White tea seeps much lighter in color, and this one is quite floral, due to the inclusion of jasmine flowers and rose petals. Like the rose black tea I tried yesterday, this tea can be seeped twice.
With the low caffeine content, this white tea would be ideal for a lunch or evening tea. With the mild flavor, it should be paired with more delicate flavors that won’t overpower the tea. The floral components of this tea make that slightly less likely, but just like wine, it’s best to use a stronger tea with more hearty foods.
While I usually avoid black tea due to the higher caffeine content (and my Crohn’s), I decided to jump in and try the Rose tea this morning. Great Big Tea’s version contains rose petals and rose hips along with blackberry leaves.
As a black tea, it is recommended to brew with boiling water (212 F) for about 3 minutes. This particular tea can be seeped twice for a second cup of tea, if so desired. Longer brew times would both increase the caffeine as well as the bitterness from tannins, but less so on a second seeping.

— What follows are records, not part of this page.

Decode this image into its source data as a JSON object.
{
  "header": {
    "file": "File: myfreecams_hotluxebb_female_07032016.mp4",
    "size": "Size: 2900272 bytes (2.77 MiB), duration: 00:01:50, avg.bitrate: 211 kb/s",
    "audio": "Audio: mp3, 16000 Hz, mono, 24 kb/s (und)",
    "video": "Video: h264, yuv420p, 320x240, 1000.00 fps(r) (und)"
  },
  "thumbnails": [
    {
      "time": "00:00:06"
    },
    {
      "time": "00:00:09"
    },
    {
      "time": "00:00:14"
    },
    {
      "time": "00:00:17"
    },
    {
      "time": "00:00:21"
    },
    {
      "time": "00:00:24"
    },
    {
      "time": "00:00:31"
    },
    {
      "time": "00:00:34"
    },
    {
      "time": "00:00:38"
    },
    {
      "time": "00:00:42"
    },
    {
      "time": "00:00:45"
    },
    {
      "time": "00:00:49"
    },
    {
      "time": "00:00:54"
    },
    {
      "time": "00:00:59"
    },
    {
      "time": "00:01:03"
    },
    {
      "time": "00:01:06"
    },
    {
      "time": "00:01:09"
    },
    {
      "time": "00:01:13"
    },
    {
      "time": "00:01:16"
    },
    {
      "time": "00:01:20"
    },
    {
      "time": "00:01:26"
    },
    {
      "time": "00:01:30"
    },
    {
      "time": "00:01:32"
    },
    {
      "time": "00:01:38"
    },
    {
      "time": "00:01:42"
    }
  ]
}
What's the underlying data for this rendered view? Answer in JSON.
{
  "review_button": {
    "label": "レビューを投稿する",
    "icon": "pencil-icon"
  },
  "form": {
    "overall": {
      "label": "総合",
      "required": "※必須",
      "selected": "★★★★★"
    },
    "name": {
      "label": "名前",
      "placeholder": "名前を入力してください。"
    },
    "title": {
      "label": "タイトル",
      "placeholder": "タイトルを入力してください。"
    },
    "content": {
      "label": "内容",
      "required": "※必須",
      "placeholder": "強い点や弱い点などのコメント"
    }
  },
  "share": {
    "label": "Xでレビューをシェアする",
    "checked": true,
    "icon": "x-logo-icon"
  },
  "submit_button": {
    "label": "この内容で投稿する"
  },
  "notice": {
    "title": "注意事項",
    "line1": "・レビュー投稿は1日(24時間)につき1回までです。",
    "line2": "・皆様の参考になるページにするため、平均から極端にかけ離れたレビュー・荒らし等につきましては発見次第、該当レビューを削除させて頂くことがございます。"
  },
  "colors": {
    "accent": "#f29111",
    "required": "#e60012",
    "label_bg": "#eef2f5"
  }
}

As to be expected, the tea has a pleasant rose aroma. The flavors carry over into the brewed the tea, and I had the first half of my cup without any sweetener. Out of curiosity, I added some of our local honey to the second half of the cup. While the honey has quite a strong flavor on its own, the flavors of the rose and the black tea stand their own, retaining the flavor.

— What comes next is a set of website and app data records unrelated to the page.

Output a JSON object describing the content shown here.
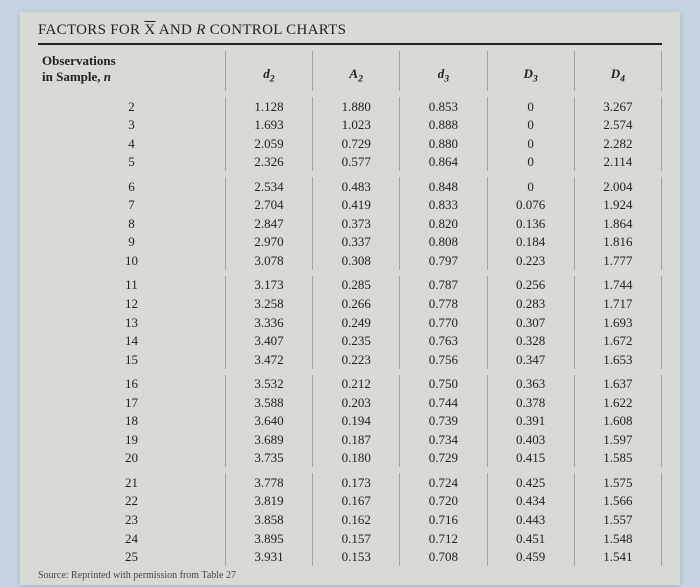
{
  "title_prefix": "FACTORS FOR ",
  "title_x": "X",
  "title_mid": " AND ",
  "title_r": "R",
  "title_suffix": " CONTROL CHARTS",
  "header": {
    "obs_line1": "Observations",
    "obs_line2": "in Sample, ",
    "obs_n": "n",
    "d2": "d",
    "d2_sub": "2",
    "A2": "A",
    "A2_sub": "2",
    "d3": "d",
    "d3_sub": "3",
    "D3": "D",
    "D3_sub": "3",
    "D4": "D",
    "D4_sub": "4"
  },
  "chart_data": {
    "type": "table",
    "columns": [
      "n",
      "d2",
      "A2",
      "d3",
      "D3",
      "D4"
    ],
    "groups": [
      [
        {
          "n": "2",
          "d2": "1.128",
          "A2": "1.880",
          "d3": "0.853",
          "D3": "0",
          "D4": "3.267"
        },
        {
          "n": "3",
          "d2": "1.693",
          "A2": "1.023",
          "d3": "0.888",
          "D3": "0",
          "D4": "2.574"
        },
        {
          "n": "4",
          "d2": "2.059",
          "A2": "0.729",
          "d3": "0.880",
          "D3": "0",
          "D4": "2.282"
        },
        {
          "n": "5",
          "d2": "2.326",
          "A2": "0.577",
          "d3": "0.864",
          "D3": "0",
          "D4": "2.114"
        }
      ],
      [
        {
          "n": "6",
          "d2": "2.534",
          "A2": "0.483",
          "d3": "0.848",
          "D3": "0",
          "D4": "2.004"
        },
        {
          "n": "7",
          "d2": "2.704",
          "A2": "0.419",
          "d3": "0.833",
          "D3": "0.076",
          "D4": "1.924"
        },
        {
          "n": "8",
          "d2": "2.847",
          "A2": "0.373",
          "d3": "0.820",
          "D3": "0.136",
          "D4": "1.864"
        },
        {
          "n": "9",
          "d2": "2.970",
          "A2": "0.337",
          "d3": "0.808",
          "D3": "0.184",
          "D4": "1.816"
        },
        {
          "n": "10",
          "d2": "3.078",
          "A2": "0.308",
          "d3": "0.797",
          "D3": "0.223",
          "D4": "1.777"
        }
      ],
      [
        {
          "n": "11",
          "d2": "3.173",
          "A2": "0.285",
          "d3": "0.787",
          "D3": "0.256",
          "D4": "1.744"
        },
        {
          "n": "12",
          "d2": "3.258",
          "A2": "0.266",
          "d3": "0.778",
          "D3": "0.283",
          "D4": "1.717"
        },
        {
          "n": "13",
          "d2": "3.336",
          "A2": "0.249",
          "d3": "0.770",
          "D3": "0.307",
          "D4": "1.693"
        },
        {
          "n": "14",
          "d2": "3.407",
          "A2": "0.235",
          "d3": "0.763",
          "D3": "0.328",
          "D4": "1.672"
        },
        {
          "n": "15",
          "d2": "3.472",
          "A2": "0.223",
          "d3": "0.756",
          "D3": "0.347",
          "D4": "1.653"
        }
      ],
      [
        {
          "n": "16",
          "d2": "3.532",
          "A2": "0.212",
          "d3": "0.750",
          "D3": "0.363",
          "D4": "1.637"
        },
        {
          "n": "17",
          "d2": "3.588",
          "A2": "0.203",
          "d3": "0.744",
          "D3": "0.378",
          "D4": "1.622"
        },
        {
          "n": "18",
          "d2": "3.640",
          "A2": "0.194",
          "d3": "0.739",
          "D3": "0.391",
          "D4": "1.608"
        },
        {
          "n": "19",
          "d2": "3.689",
          "A2": "0.187",
          "d3": "0.734",
          "D3": "0.403",
          "D4": "1.597"
        },
        {
          "n": "20",
          "d2": "3.735",
          "A2": "0.180",
          "d3": "0.729",
          "D3": "0.415",
          "D4": "1.585"
        }
      ],
      [
        {
          "n": "21",
          "d2": "3.778",
          "A2": "0.173",
          "d3": "0.724",
          "D3": "0.425",
          "D4": "1.575"
        },
        {
          "n": "22",
          "d2": "3.819",
          "A2": "0.167",
          "d3": "0.720",
          "D3": "0.434",
          "D4": "1.566"
        },
        {
          "n": "23",
          "d2": "3.858",
          "A2": "0.162",
          "d3": "0.716",
          "D3": "0.443",
          "D4": "1.557"
        },
        {
          "n": "24",
          "d2": "3.895",
          "A2": "0.157",
          "d3": "0.712",
          "D3": "0.451",
          "D4": "1.548"
        },
        {
          "n": "25",
          "d2": "3.931",
          "A2": "0.153",
          "d3": "0.708",
          "D3": "0.459",
          "D4": "1.541"
        }
      ]
    ]
  },
  "source_text": "Source: Reprinted with permission from Table 27"
}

Rose is a personal taste, like many types of tea. For me, it reminds me of rose pastilles, a French candy that a friend of mine introduced to us in middle school, years ago. I think it’s always worth trying new types of teas (baring any allergies), particularly as our tastes continually change.
This afternoon, I needed a small shot of caffeine. As a predominantly green tea drinker, I didn’t want to jump right into a black tea after lunch. With my husband requesting that I wait to try the Oolong, green tea was the best choice. And so, today’s tea is the Kyoto Cherry Rose (or so I thought).
While I certainly have been known to pour boiled water into my ceramic to-go mug with a bag of Tazo Zen, letting it seep until I drink below the level of the bag, I wanted to be sure to get the optimal taste while trying this tea. My variable kettle has both a “green” and “delicate” setting which it recommends for certain types of green teas.
Both harvest time and quality of tea determine the best brewing temperature for green teas, ranging from 160-180 degrees Fahrenheit. Generally, mixed green teas and those with a bit darker leaves can be brewed warmer. I went with the 165 setting (check out this article for getting the right temperature without a specialized kettle).
Brew time should be around 1-3 minutes, and I estimate that I ended up brewing somewhere around 3 minutes today.
I’m having trouble coming up with an adjective to describe this tea besides “yummy.” (It turns out, it was because I had the wrong tea! My stubborn brain tried to convince me that this was a green tea with heavy cherry flavoring, when it turns out it was licorice! And I’m usually not fond of licorice!) I’m not getting any bitter tannins and it turned out to be a perfect fit for the afternoon. It’s very drinkable and doesn’t require any sweetening. I must admit to being skeptical initially since my sizable tea collection tends to center around mixtures of mint and green tea.
This tea turned out to be a very nice follow up to the double scoop of ice cream that I polished off after lunch. And while a nap wouldn’t be terribly inconvenient on a Sunday afternoon, I think I’m awake enough now to enjoy reading a book on the porch instead. Happy brewing!
Editor’s note: due to a mix up the real Kyoto Cherry Rose is reviewed on this later post. My deepest apologies!